Will my baby be taken away from me?

Often women are reluctant to share concerns about how they are feeling or if they are experiencing distressing thoughts, as they worry that this could be perceived that they are a 'bad mother' or 'unable to cope'. In particular, some women fear that if they disclose these feelings their baby might be taken away from them into care. There is a lot of stigma linked to mental illness, and this can make it difficult for women to talk about their feelings and admit that they are struggling to cope. Remember that feeling emotionally unwell is common and it is nothing to feel embarrassed about.

Midwives, health visitors and GPs will always try to ensure that the children of any women they care for are safe and secure. Obtaining timely and effective treatment and support for a mental health problem will give families the best outcomes and talking to your midwife or GP about any concerns you might have about your mental health early in your pregnancy is important.

Women who have a history of severe mental illness are at a higher risk of relapse and in a few cases a severe postpartum illness (please see PP section) Women who develop a severe postpartum illness can become so unwell that they are unable to care for their baby by themselves. A care plan would then be put in place to support the woman and her family. It is really important to remember that severe postnatal mental illness is rare and with support most women recover completely and enjoy their relationships with their babies.
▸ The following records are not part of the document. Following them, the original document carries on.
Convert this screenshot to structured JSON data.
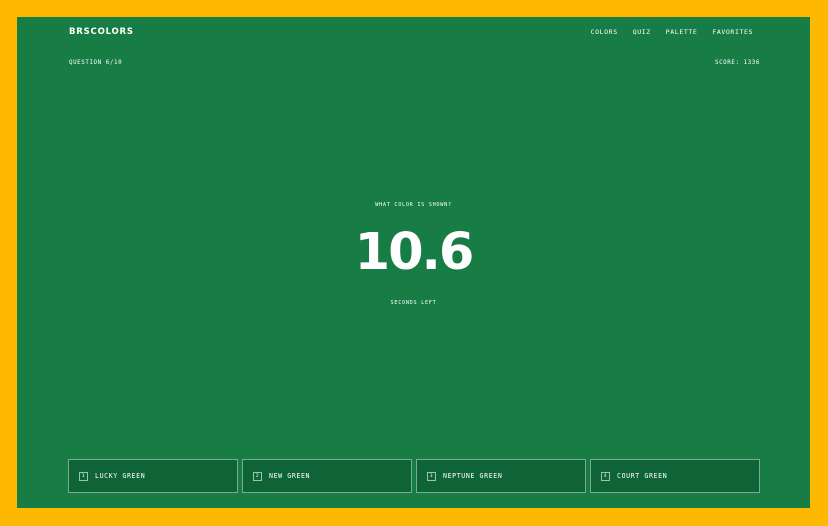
{
  "header": {
    "brand": "BRSCOLORS",
    "nav": [
      "COLORS",
      "QUIZ",
      "PALETTE",
      "FAVORITES"
    ]
  },
  "status": {
    "question": "QUESTION 6/10",
    "score": "SCORE: 1336"
  },
  "quiz": {
    "prompt": "WHAT COLOR IS SHOWN?",
    "timer": "10.6",
    "timer_label": "SECONDS LEFT",
    "answers": [
      {
        "key": "1",
        "label": "LUCKY GREEN"
      },
      {
        "key": "2",
        "label": "NEW GREEN"
      },
      {
        "key": "3",
        "label": "NEPTUNE GREEN"
      },
      {
        "key": "4",
        "label": "COURT GREEN"
      }
    ]
  },
  "colors": {
    "frame": "#FFB800",
    "shown_color": "#177D45",
    "button_bg": "#0F6437",
    "text": "#FFFFFF"
  }
}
Talking to your midwife, GP or health visitor is the first step to helping you feel better and get the support from those around you.